Site 3 as described in Exhibit 4, figure 28 is said to be close to Magpie Creek at a point where the creek crosses McClellan Air Force Base. Wastes found buried in Site 3 were generally moist or slightly moist except when perched water was encountered at the north end of the site soil beneath the wastes were not saturated. In the Hydrogeologic Assessment Report of Area C McClellan Air Force Base, prepared by the staff of Environmental and Earth Sciences for Area C (Exhibit N) mention was made of the perched unconfined and confined water bodies in Area C.

There is some evidence of small, very limited, moist soil of perched ground water bodies below Area C (McLaren, 1986). These reported findings do not indicate a major perched water body or do they suggest much lateral extent to any of these small water bodies.

(exhibit N VIII-2)

According to Dr. Todd, and I find:

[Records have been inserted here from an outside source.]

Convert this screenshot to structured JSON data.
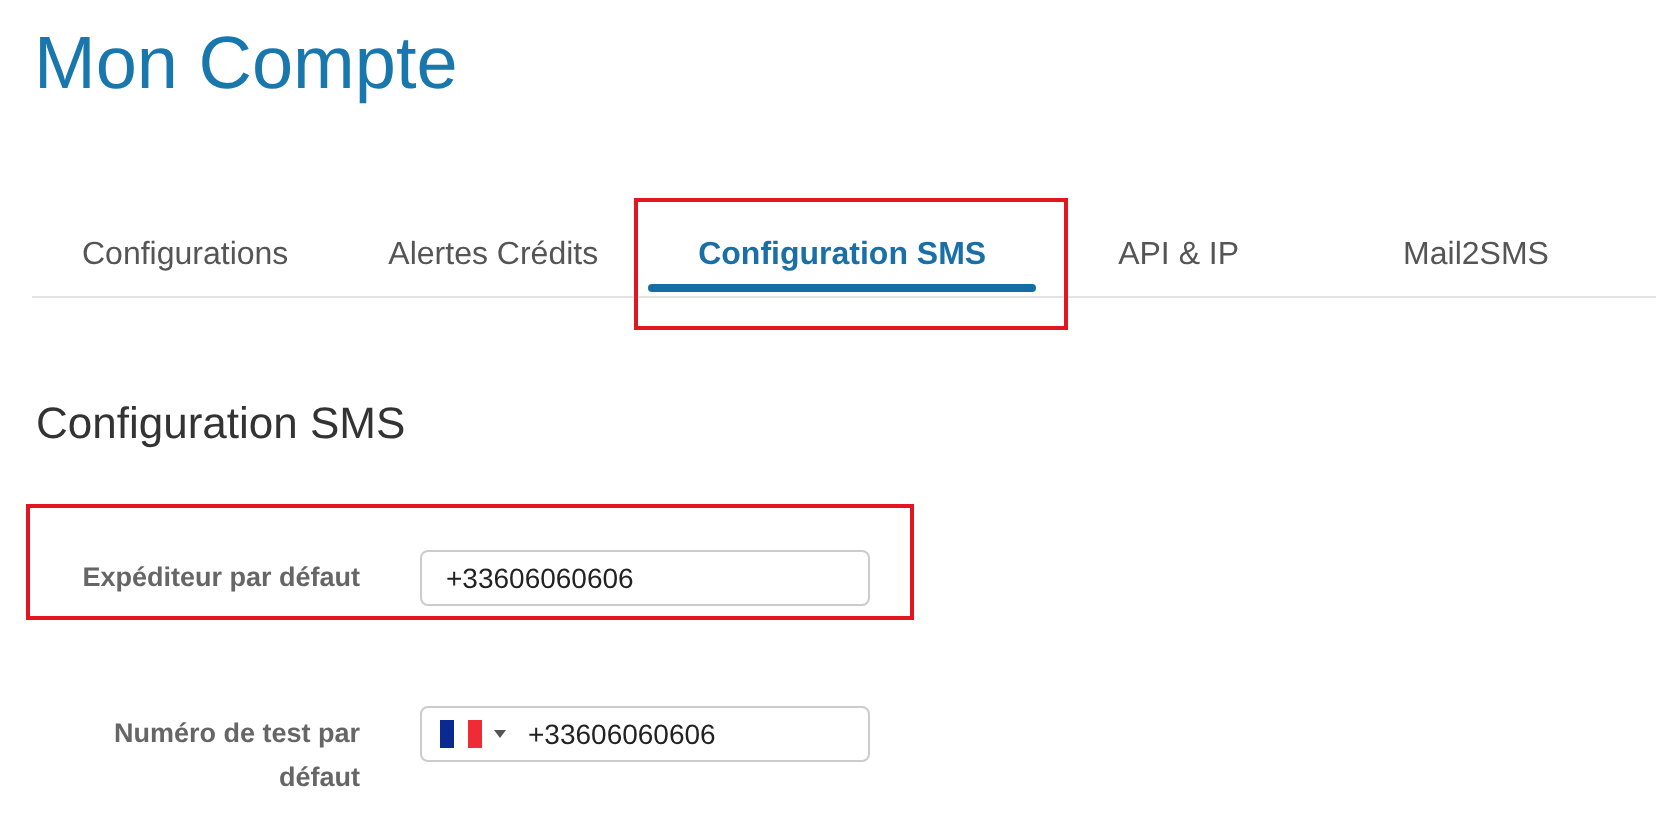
{
  "page": {
    "title": "Mon Compte"
  },
  "tabs": [
    {
      "label": "Configurations",
      "selected": false,
      "highlighted": false
    },
    {
      "label": "Alertes Crédits",
      "selected": false,
      "highlighted": false
    },
    {
      "label": "Configuration SMS",
      "selected": true,
      "highlighted": true
    },
    {
      "label": "API & IP",
      "selected": false,
      "highlighted": false
    },
    {
      "label": "Mail2SMS",
      "selected": false,
      "highlighted": false
    }
  ],
  "section": {
    "title": "Configuration SMS"
  },
  "fields": [
    {
      "kind": "text",
      "label": "Expéditeur par défaut",
      "value": "+33606060606",
      "highlighted": true
    },
    {
      "kind": "phone",
      "label": "Numéro de test par défaut",
      "value": "+33606060606",
      "highlighted": false
    }
  ]
}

Extensive research has been done at McClellan Air Force Base to investigate the nature and extent of ground water supply and the extent of waste migration.

Hundreds of boreholes have been drilled to monitor the nature and extent of the waste migration. Many of the potential waste sites on McClellan AFB have been investigated, and hundreds of soil borings have been made. Wells have been drilled off-site, and wells to the north, west, and south of McClellan AFB have been inventoried. Periodic sampling of the water and sediments from these wells has been performed. Thousands of chemical determinations have been made to quantify the wastes in time and space.

These data and interpretation of the data are available in more than 130 reports prepared by the Radian Corporation, McLaren Environmental Engineering, Metcalf & Eddy Engineers, J.H. Kleinfelder and Associates, S.S. Papadopulos and Associates, Inc., Luhdorff and Scalmanini, Consulting Engineers, Engineering Science CHZM Hill, some U.S. Air Force reports, and some U.S. Geological Survey reports. These reports are on file at McClellan AFB, and copies have been furnished to appropriate state and Federal agencies.

(exhibit IV VIII-14)

Dr. Todd also testified, and I find:

That research indicates one source of contaminated perched water, but no evidence of lateral migration of contaminants into surface waters from waste sites on McClellan AFB into surface waters on the Base.

Although some of the contamination sites, or potentially contamination sites, are close by surface water channels on the Base, it is necessary to determine the depth at which contamination is found, since if the contamination is below the bottom of the channel it will not enter the surface waters in the channel.

Horizontal movement of contaminated material by water is probable because of underlying lens of clay or hardpan, but the depth size and the location of the lens, the amount of permeable material, and the amount of water required to saturate the permeable material are all factors which will affect the extent of lateral and vertical movement of the contamination.

I find:

That McClellan Ecological has failed to prove by persuasive evidence that perched ground water containing contaminants from waste sites on McClellan Air Force Base are presently discharged into the surface water of creeks crossing the Base.

I conclude that McClellan Ecological Seepage has failed to carry its burden of proof and failed to carry "the ultimate burden of persuasion that ground water is being discharged to surface water [creeks] and that such ground water contains contaminants from McClellan waste pits.

20 ELR 20877 | Environmental Law Reporter | copyright © 1990 | All rights reserved